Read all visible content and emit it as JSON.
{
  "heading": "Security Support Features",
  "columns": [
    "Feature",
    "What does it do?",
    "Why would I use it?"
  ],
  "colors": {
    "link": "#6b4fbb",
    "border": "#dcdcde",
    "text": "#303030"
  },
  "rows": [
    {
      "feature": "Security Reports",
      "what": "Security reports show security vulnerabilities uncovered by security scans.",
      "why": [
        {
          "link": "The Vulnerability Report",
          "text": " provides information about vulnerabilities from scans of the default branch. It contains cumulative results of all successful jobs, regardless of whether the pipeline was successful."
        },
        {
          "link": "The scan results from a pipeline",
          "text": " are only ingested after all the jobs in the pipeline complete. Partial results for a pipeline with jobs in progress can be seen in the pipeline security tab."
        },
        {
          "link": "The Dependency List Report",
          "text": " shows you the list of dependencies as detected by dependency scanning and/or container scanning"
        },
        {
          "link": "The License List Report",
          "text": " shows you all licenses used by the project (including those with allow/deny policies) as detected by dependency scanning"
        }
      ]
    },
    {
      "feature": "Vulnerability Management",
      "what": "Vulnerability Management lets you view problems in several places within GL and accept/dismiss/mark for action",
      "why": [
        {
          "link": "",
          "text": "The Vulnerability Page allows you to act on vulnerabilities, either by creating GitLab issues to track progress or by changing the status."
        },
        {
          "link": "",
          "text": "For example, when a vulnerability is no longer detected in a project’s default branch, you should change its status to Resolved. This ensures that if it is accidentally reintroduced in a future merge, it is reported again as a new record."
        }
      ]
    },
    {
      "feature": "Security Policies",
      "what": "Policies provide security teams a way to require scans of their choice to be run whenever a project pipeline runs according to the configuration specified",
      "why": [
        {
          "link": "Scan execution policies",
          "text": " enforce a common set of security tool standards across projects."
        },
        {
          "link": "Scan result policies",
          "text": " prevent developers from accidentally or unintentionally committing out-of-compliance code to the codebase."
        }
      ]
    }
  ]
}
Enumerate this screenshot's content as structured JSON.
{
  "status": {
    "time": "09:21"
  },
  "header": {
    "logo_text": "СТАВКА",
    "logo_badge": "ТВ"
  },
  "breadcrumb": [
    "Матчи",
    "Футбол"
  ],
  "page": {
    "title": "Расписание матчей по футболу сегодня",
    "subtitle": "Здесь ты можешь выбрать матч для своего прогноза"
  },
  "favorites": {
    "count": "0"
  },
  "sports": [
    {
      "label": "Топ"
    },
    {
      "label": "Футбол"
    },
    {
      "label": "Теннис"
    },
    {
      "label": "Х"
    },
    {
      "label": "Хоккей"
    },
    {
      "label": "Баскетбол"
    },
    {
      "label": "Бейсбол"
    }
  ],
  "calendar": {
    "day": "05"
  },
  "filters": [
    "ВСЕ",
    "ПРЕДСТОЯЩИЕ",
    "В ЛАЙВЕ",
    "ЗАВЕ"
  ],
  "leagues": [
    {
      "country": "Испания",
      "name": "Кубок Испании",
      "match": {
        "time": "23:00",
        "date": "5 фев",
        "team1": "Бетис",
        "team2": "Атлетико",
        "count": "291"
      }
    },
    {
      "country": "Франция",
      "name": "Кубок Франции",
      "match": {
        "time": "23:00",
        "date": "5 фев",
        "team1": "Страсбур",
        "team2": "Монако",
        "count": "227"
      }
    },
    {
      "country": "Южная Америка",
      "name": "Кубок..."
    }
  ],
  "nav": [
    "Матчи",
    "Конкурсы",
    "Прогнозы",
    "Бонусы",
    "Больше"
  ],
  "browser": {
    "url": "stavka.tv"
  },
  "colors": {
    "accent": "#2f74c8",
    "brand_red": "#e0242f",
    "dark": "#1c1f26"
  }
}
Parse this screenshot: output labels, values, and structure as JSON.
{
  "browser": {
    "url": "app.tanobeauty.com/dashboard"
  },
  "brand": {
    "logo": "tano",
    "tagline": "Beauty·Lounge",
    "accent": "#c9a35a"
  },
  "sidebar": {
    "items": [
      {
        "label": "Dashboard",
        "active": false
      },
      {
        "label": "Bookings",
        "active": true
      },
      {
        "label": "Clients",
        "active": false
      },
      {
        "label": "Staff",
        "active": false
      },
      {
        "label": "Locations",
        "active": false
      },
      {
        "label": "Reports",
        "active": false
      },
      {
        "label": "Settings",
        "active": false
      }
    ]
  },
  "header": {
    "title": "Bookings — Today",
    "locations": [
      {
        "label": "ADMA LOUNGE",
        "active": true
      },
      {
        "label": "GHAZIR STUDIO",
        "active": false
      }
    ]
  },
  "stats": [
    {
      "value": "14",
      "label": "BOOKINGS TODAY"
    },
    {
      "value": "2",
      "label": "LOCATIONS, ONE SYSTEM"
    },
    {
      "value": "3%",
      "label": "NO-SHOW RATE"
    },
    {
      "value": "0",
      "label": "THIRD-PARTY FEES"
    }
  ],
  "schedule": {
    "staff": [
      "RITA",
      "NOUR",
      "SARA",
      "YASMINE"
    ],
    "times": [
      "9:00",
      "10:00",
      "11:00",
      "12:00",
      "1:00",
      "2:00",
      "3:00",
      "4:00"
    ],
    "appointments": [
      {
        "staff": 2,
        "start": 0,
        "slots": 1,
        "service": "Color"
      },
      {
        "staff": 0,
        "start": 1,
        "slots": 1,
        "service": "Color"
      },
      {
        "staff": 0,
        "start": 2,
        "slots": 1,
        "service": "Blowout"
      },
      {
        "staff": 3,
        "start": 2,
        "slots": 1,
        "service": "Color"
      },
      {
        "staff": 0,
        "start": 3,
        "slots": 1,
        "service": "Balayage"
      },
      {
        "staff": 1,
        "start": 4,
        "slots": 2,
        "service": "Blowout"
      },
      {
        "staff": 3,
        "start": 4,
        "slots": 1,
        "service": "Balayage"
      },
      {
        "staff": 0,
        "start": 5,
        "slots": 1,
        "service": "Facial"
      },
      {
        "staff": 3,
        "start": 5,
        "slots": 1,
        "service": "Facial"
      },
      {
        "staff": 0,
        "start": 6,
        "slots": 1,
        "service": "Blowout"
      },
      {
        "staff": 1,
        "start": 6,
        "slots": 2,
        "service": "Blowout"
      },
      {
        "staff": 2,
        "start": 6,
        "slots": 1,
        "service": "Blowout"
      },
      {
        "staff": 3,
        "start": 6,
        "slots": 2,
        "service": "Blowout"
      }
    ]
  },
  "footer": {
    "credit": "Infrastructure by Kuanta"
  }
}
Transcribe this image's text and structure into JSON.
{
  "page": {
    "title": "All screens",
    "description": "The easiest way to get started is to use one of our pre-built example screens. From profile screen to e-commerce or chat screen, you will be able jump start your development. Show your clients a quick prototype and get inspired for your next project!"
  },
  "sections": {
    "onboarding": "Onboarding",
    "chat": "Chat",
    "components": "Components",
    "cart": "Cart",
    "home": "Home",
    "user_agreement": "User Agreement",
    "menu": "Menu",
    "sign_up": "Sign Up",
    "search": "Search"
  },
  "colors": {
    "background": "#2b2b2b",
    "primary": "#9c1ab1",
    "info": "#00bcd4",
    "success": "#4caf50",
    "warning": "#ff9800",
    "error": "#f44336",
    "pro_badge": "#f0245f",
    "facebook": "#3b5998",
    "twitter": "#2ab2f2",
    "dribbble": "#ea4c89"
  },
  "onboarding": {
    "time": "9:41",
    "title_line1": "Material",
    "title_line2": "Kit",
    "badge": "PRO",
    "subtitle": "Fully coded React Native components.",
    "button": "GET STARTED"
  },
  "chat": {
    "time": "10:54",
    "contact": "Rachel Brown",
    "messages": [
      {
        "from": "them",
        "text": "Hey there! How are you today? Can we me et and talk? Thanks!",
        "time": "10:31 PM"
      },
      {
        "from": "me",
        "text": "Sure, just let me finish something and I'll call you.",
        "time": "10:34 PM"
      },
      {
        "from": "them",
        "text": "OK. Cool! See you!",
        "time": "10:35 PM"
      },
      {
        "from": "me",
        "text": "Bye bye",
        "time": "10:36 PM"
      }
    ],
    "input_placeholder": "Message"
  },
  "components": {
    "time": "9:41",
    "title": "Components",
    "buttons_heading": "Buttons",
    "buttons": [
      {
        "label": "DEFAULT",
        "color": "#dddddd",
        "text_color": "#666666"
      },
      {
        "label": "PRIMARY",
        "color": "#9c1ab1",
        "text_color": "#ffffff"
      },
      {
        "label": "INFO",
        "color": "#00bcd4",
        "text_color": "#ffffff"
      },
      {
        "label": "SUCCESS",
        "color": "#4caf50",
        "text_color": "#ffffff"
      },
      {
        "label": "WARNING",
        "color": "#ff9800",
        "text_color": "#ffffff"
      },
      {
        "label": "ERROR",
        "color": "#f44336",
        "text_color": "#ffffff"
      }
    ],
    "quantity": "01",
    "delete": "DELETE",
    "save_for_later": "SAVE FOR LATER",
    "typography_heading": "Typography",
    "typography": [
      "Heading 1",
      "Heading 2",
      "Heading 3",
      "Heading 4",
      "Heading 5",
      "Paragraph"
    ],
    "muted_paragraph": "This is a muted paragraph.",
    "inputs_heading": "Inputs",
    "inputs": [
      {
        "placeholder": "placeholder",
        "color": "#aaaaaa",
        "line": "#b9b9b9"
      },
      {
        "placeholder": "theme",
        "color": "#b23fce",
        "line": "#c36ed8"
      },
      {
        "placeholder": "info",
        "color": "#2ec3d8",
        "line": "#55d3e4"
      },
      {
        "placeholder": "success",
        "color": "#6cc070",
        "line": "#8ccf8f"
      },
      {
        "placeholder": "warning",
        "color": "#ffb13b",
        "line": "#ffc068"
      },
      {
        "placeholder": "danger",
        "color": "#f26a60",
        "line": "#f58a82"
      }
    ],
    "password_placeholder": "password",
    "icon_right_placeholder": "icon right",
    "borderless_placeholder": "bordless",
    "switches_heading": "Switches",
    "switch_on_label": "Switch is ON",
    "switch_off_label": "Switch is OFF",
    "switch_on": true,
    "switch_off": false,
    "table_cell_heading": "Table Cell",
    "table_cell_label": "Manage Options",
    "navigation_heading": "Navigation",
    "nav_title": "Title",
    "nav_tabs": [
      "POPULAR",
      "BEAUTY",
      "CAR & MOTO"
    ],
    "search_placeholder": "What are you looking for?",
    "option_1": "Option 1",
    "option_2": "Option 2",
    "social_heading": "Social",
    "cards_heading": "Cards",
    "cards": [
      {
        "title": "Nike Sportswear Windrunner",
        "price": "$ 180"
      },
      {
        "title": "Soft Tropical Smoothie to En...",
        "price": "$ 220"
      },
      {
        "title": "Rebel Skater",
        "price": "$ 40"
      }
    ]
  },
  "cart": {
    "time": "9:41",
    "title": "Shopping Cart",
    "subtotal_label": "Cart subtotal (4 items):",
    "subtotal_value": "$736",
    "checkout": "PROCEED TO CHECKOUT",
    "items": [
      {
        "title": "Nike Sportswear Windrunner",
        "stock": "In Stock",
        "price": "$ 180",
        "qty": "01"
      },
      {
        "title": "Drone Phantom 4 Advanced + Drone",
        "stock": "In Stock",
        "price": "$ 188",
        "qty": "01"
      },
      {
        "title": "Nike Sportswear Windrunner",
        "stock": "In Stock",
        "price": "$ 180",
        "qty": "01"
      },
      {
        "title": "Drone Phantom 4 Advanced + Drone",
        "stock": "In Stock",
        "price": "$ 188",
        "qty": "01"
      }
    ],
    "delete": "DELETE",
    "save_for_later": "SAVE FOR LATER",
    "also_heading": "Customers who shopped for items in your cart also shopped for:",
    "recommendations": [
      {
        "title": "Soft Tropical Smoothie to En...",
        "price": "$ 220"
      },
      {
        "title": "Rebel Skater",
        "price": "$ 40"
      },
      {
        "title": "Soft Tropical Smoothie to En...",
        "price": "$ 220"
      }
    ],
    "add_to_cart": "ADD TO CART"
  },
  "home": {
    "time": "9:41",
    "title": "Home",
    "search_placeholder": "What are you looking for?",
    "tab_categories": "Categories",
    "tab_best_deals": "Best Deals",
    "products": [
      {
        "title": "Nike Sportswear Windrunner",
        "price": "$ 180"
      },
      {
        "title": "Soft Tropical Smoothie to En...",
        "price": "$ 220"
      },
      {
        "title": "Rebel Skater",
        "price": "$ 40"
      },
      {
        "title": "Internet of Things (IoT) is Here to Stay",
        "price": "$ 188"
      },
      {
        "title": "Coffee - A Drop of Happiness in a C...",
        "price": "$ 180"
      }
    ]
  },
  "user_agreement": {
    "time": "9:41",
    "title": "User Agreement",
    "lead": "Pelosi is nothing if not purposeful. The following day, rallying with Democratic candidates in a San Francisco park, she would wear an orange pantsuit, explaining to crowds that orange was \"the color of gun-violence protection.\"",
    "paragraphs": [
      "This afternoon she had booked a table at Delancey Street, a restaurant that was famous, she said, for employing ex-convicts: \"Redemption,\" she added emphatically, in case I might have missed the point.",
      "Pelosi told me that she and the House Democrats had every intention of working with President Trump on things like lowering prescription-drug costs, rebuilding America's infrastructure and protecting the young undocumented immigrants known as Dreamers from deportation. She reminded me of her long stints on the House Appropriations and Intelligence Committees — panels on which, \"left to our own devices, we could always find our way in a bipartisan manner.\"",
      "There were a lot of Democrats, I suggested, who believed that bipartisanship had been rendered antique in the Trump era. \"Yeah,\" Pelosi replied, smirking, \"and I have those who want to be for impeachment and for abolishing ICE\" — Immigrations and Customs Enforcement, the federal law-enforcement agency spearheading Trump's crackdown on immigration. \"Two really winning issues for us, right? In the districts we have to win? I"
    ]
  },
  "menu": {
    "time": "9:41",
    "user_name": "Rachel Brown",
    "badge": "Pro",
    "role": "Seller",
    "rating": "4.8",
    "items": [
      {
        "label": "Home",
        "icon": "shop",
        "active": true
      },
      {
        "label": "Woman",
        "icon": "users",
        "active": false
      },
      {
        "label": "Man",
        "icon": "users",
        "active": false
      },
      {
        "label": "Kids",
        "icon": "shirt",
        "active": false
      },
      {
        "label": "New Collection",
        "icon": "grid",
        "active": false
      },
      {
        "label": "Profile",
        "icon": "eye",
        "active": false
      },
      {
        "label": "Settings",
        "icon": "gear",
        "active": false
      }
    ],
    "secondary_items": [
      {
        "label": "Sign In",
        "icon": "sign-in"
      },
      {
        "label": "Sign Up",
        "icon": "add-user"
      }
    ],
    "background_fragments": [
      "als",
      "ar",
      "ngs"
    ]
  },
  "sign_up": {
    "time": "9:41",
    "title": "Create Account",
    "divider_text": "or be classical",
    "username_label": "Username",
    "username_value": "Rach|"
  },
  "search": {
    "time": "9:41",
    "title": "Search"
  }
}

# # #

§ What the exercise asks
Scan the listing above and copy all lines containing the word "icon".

§ Result for this task
    "icon_right_placeholder": "icon right",
        "icon": "shop",
        "icon": "users",
        "icon": "users",
        "icon": "shirt",
        "icon": "grid",
        "icon": "eye",
        "icon": "gear",
        "icon": "sign-in"
        "icon": "add-user"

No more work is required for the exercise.